- RECORDS FOR PROCESSING -
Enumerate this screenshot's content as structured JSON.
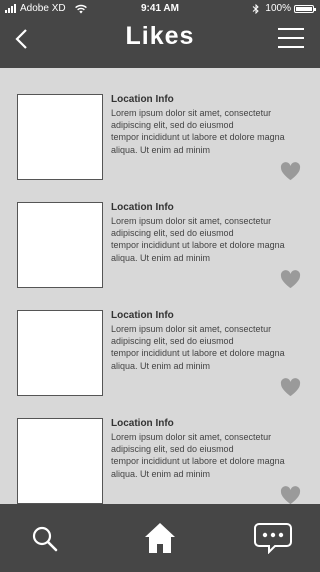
{
  "status_bar": {
    "carrier": "Adobe XD",
    "time": "9:41 AM",
    "battery_text": "100%",
    "battery_level_percent": 100
  },
  "header": {
    "title": "Likes",
    "back_icon": "chevron-left-icon",
    "menu_icon": "hamburger-menu-icon"
  },
  "items": [
    {
      "title": "Location Info",
      "lines": [
        "Lorem ipsum dolor sit amet, consectetur",
        "adipiscing elit, sed do eiusmod",
        "tempor incididunt ut labore et dolore magna",
        "aliqua. Ut enim ad minim"
      ]
    },
    {
      "title": "Location Info",
      "lines": [
        "Lorem ipsum dolor sit amet, consectetur",
        "adipiscing elit, sed do eiusmod",
        "tempor incididunt ut labore et dolore magna",
        "aliqua. Ut enim ad minim"
      ]
    },
    {
      "title": "Location Info",
      "lines": [
        "Lorem ipsum dolor sit amet, consectetur",
        "adipiscing elit, sed do eiusmod",
        "tempor incididunt ut labore et dolore magna",
        "aliqua. Ut enim ad minim"
      ]
    },
    {
      "title": "Location Info",
      "lines": [
        "Lorem ipsum dolor sit amet, consectetur",
        "adipiscing elit, sed do eiusmod",
        "tempor incididunt ut labore et dolore magna",
        "aliqua. Ut enim ad minim"
      ]
    }
  ],
  "tabbar": {
    "tabs": [
      "search-icon",
      "home-icon",
      "chat-icon"
    ]
  },
  "colors": {
    "bar": "#464646",
    "background": "#d8d8d8",
    "heart": "#9a9a9a"
  }
}
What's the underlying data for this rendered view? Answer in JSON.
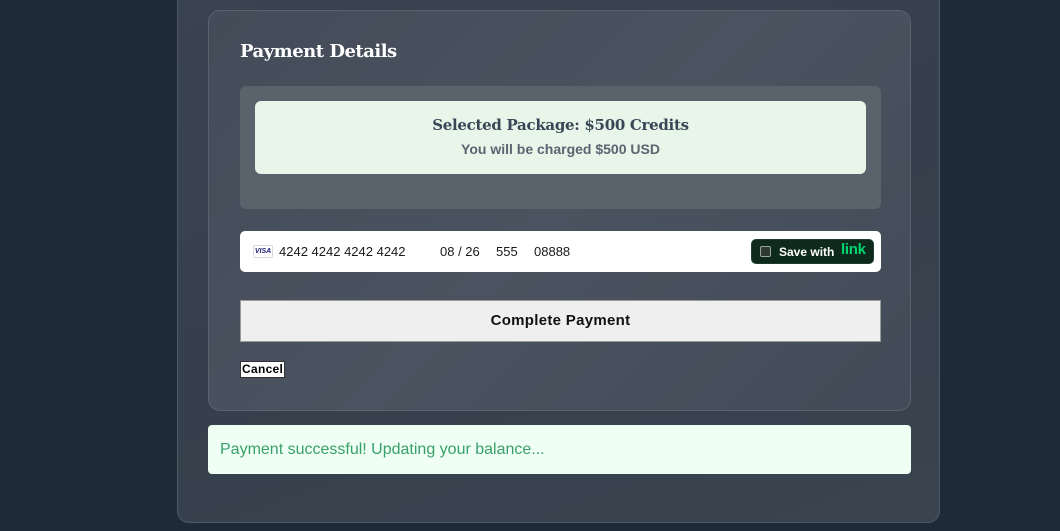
{
  "payment": {
    "title": "Payment Details",
    "package_title": "Selected Package: $500 Credits",
    "package_charge": "You will be charged $500 USD"
  },
  "card": {
    "brand": "VISA",
    "number": "4242 4242 4242 4242",
    "expiry": "08 / 26",
    "cvc": "555",
    "zip": "08888",
    "save_label": "Save with",
    "save_brand": "link"
  },
  "actions": {
    "complete_label": "Complete Payment",
    "cancel_label": "Cancel"
  },
  "status": {
    "message": "Payment successful! Updating your balance..."
  },
  "colors": {
    "background": "#1f2a38",
    "success_text": "#38a169",
    "success_bg": "#f0fff4",
    "package_bg": "#e8f5e9",
    "link_green": "#00d66f"
  }
}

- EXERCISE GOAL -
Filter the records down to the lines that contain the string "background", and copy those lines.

- FINAL ANSWER -
    "background": "#d8d8d8",
    "background": "#1f2a38",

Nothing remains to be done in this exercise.